  • Prohibits mandatory arbitration of discrimination claims.
  • Require employers to provide their employees with a notice of sexual harassment prevention policies in the employees’ primary language. 

On Monday, June 18th, I was proud to vote in favor of a bill which allows our immigrant community members to come out of the shadows and improve road safety throughout New York. Green Light NY, S.1747-B (Sepulveda), restores the right of New Yorkers to apply for a standard driver's license regardless of immigration status.

This bill ensures these individuals complete a driver’s education course, formally obtain a driver's license, and pay the necessary fees while limiting law enforcement’s ability to investigate immigration status at a routine traffic stop.
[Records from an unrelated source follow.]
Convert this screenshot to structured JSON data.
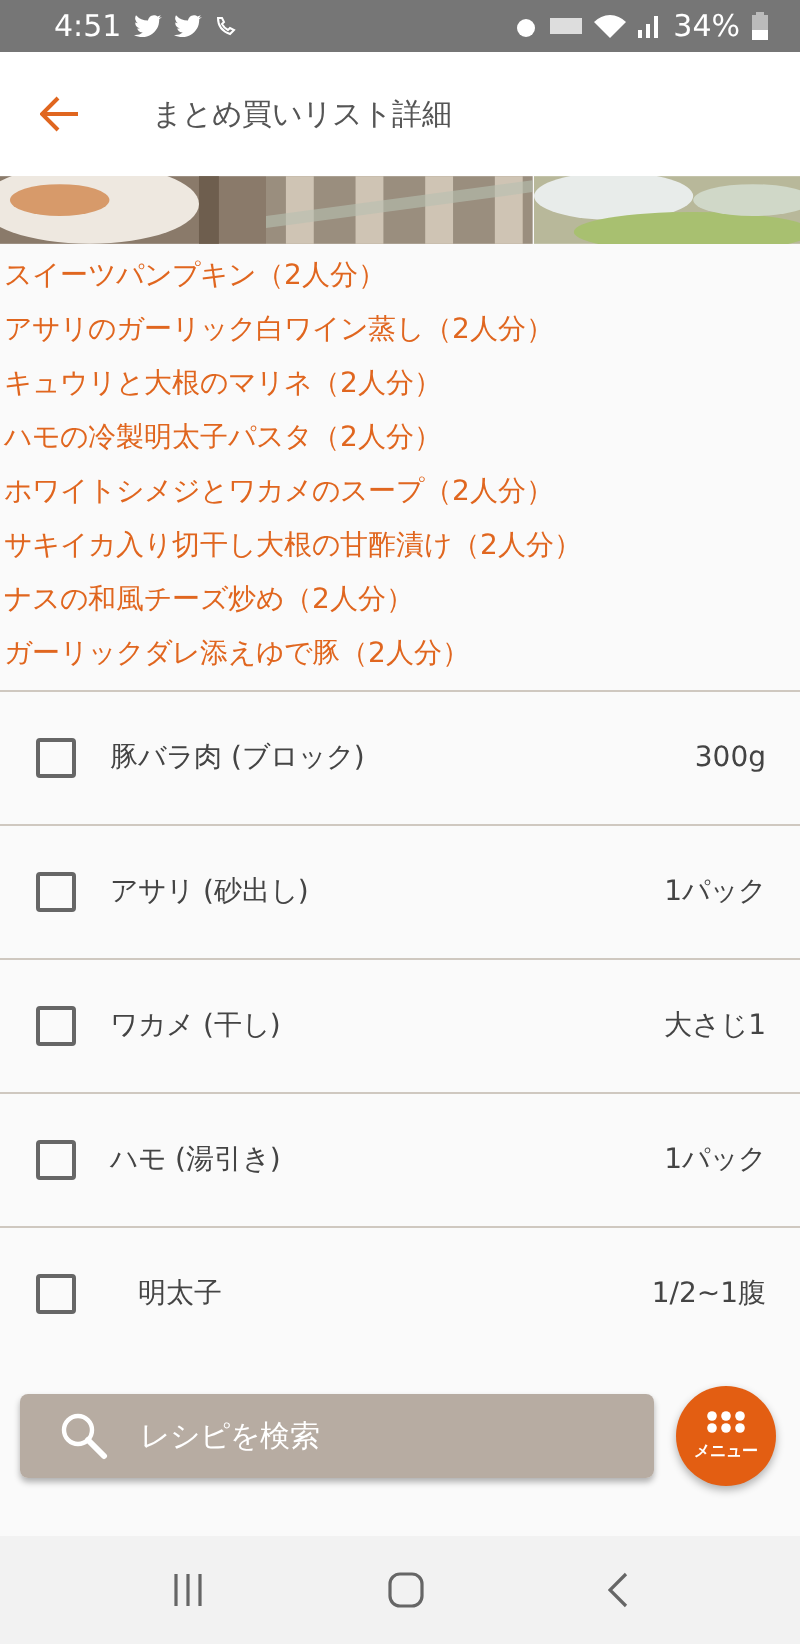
{
  "status_bar": {
    "time": "4:51",
    "battery": "34%"
  },
  "header": {
    "title": "まとめ買いリスト詳細"
  },
  "recipes": [
    "スイーツパンプキン（2人分）",
    "アサリのガーリック白ワイン蒸し（2人分）",
    "キュウリと大根のマリネ（2人分）",
    "ハモの冷製明太子パスタ（2人分）",
    "ホワイトシメジとワカメのスープ（2人分）",
    "サキイカ入り切干し大根の甘酢漬け（2人分）",
    "ナスの和風チーズ炒め（2人分）",
    "ガーリックダレ添えゆで豚（2人分）"
  ],
  "ingredients": [
    {
      "name": "豚バラ肉 (ブロック)",
      "amount": "300g",
      "checked": false
    },
    {
      "name": "アサリ (砂出し)",
      "amount": "1パック",
      "checked": false
    },
    {
      "name": "ワカメ (干し)",
      "amount": "大さじ1",
      "checked": false
    },
    {
      "name": "ハモ (湯引き)",
      "amount": "1パック",
      "checked": false
    },
    {
      "name": "　明太子",
      "amount": "1/2~1腹",
      "checked": false
    }
  ],
  "search": {
    "placeholder": "レシピを検索"
  },
  "menu_button": {
    "label": "メニュー"
  }
}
Governor Cuomo signed the bill into law the same day that it passed the Senate. 

S.1747-B waves the social security number requirement to obtain a driver's license if the applicant signs an affidavit that they have not been issued a social security number. (The social security number was not required in NYS prior to 9/11.) The new law provides the DMV with the discretion to require additional proofs of identity and age, and it protects this data from unwarranted release. In my statement on the Senate floor, I quoted from the letter from Ossining Police Chief Kevin Sylvester in which he stated " more than 10% of all traffic tickets issued within our municipality (Village of Ossining) are for unlicensed operation of a motor vehicle. An even higher percentage of our reported collisions involve one of more unlicensed drivers. It is time we recognize that our efforts are not accomplishing the objective. We must change our strategy in order to effectively and efficiently make our roads safe." He goes on to say that once victims in accidents or in crashes have a license, they are going to cooperate with law enforcement. This is a good step for law enforcement.
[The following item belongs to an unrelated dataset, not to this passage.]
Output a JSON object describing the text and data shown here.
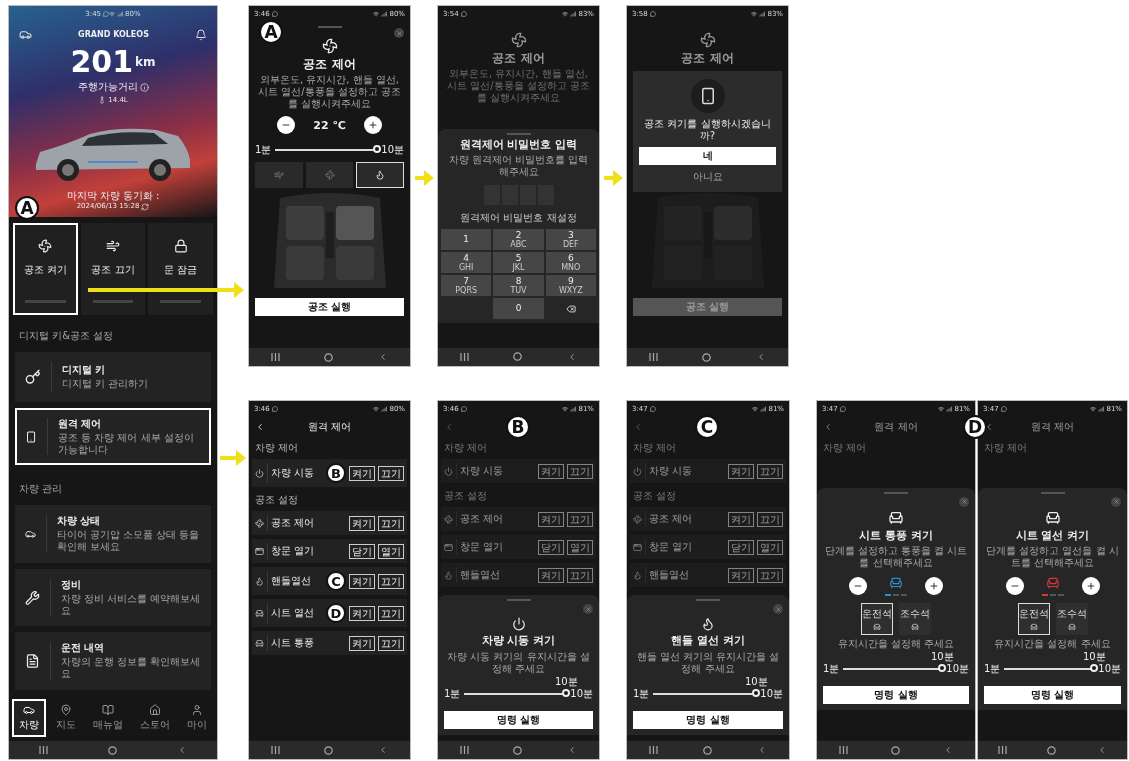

Green Light NY allows undocumented New Yorkers to apply for a standard, non-commercial, non-Federal license. The bill does not grant any additional rights to the person in relation to immigration status, citizenship, and specifically does not grant the right to vote.
I am incredibly proud of our record of accomplishment, and know that these legislative changes will result in meaningful improvements in the lives of New Yorkers. Thank you for giving me the honor of serving our community, and the obligation to do my best for the people of the 37th Senate District.
222 Grace Church Street, Suite 300
Port Chester, NY 10573
Phone: (914) 934-5250 --- Email: